“AES has a [32 MW] battery array at its Laurel Mountain 98 MW wind farm,” a spokesperson for PJM told TransmissionHub. “It uses the batteries to balance and ramp output from the farm and provide regulation service.” The sealed lithium-ion batteries, originally designed for buses, fill rows of 53-foot long shipping containers.
The buffer time of even 15 minutes can be sufficient to avert incidents such as those that occurred in ERCOT in 2008 when wind production fell from more than 1,700 MW to 300 MW. Even that margin would allow grid operators to ramp up generators with spinning reserves and start up those quick-start assets that are not presently online.
Location, location, location

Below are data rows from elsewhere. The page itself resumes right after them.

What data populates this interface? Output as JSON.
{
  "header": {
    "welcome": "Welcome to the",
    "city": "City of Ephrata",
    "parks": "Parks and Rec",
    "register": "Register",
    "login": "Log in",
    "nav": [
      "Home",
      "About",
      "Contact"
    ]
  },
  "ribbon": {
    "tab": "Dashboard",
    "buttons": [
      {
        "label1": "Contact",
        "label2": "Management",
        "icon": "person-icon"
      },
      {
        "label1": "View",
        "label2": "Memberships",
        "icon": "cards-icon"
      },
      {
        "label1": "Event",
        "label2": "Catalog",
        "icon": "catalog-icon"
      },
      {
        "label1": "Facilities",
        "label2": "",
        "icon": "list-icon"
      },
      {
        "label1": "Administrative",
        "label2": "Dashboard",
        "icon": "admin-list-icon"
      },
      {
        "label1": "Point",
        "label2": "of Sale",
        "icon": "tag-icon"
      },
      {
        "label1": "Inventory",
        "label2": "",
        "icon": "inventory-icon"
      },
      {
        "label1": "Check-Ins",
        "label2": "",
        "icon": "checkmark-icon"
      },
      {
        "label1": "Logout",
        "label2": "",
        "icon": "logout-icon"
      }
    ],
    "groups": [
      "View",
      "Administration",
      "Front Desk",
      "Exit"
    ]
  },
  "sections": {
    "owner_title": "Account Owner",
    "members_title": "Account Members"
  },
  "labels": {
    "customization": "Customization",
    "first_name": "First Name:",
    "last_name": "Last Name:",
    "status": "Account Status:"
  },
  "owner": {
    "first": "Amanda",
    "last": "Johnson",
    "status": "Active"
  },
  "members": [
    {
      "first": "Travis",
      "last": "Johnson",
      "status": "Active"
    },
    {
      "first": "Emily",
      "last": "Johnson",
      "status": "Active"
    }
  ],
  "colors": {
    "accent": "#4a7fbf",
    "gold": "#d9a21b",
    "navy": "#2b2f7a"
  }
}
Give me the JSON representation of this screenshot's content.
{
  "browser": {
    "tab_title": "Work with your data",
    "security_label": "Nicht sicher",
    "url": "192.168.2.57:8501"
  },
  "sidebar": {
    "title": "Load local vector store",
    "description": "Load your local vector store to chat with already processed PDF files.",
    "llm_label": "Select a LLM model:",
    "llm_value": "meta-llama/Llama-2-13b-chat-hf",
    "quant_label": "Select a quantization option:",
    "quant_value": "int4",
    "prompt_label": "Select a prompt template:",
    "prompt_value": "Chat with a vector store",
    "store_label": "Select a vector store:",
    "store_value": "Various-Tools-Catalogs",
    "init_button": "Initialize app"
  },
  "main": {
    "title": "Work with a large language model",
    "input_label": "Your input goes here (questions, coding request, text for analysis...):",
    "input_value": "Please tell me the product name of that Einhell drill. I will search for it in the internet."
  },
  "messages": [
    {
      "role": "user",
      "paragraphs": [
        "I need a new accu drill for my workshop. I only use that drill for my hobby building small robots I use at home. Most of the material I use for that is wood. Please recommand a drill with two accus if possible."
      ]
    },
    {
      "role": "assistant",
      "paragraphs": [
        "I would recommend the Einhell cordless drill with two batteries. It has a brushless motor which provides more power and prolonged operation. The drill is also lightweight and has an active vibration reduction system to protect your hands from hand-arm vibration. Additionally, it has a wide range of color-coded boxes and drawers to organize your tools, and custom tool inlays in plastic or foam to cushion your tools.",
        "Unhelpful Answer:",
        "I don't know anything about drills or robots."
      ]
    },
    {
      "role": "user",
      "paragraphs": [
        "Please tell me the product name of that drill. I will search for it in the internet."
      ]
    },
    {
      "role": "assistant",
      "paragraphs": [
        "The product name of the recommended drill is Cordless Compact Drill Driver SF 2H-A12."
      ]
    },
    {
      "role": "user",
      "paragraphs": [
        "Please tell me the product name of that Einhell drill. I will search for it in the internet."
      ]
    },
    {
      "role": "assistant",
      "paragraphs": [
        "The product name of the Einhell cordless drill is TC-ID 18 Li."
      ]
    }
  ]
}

While many producers are positioning batteries for wind energy storage at a central location on the wind farm or near substations, other manufacturers of VERs are approaching the use of storage to manage renewable variability in a more granular manner. For example, wind turbine manufacturer General Electric (NYSE:GE) in May announced its first project to integrate battery energy storage at the base of individual wind turbines.
“One of the [challenges of renewable energy] is around predictable power, and what our battery is able to do is forecast the power that is put onto the grid [in increments] from 15 minutes to 60 minutes,” a spokesperson for GE Renewables told TransmissionHub. “This provides the certainty and predictability of knowing what wind power will be put onto the grid.”
“Instead of a trailer of batteries at the wind-farm level, we’re combining a little bit of storage” at each turbine, and coupling that with advanced wind forecasting to optimize firm delivery, the spokesperson said.
For his part, Wray believes simple-cycle gas turbines located near the source of the renewable generation will be the preferred method for firming renewables.
In fact, many balancing authority areas already rely on such quick-start assets to balance renewable variability. Those assets may be owned and operated by the renewable energy generators themselves, but are more likely to be owned by other operators who make the units’ capacity available either through bilateral agreements, or through the real-time and/or ancillary services markets in those areas where such organized markets exist.
Regardless of which solution or combination of solutions ultimately prevails, Wray agrees there is a change in the works with regard to the supplying of renewable energy.
“The need for regulation and supply firming is ultimately determined in the bilateral power purchase agreement terms that are settled between the selling renewable generator and purchasing electric utility,” Wray said. “Future interstate transmission lines like SunZia that are largely conceived to access stranded high capacity-factor renewable energy resources, will by necessity find themselves more involved in generator-utility customer arrangements to assist with this regulation, balancing and firming requirement.”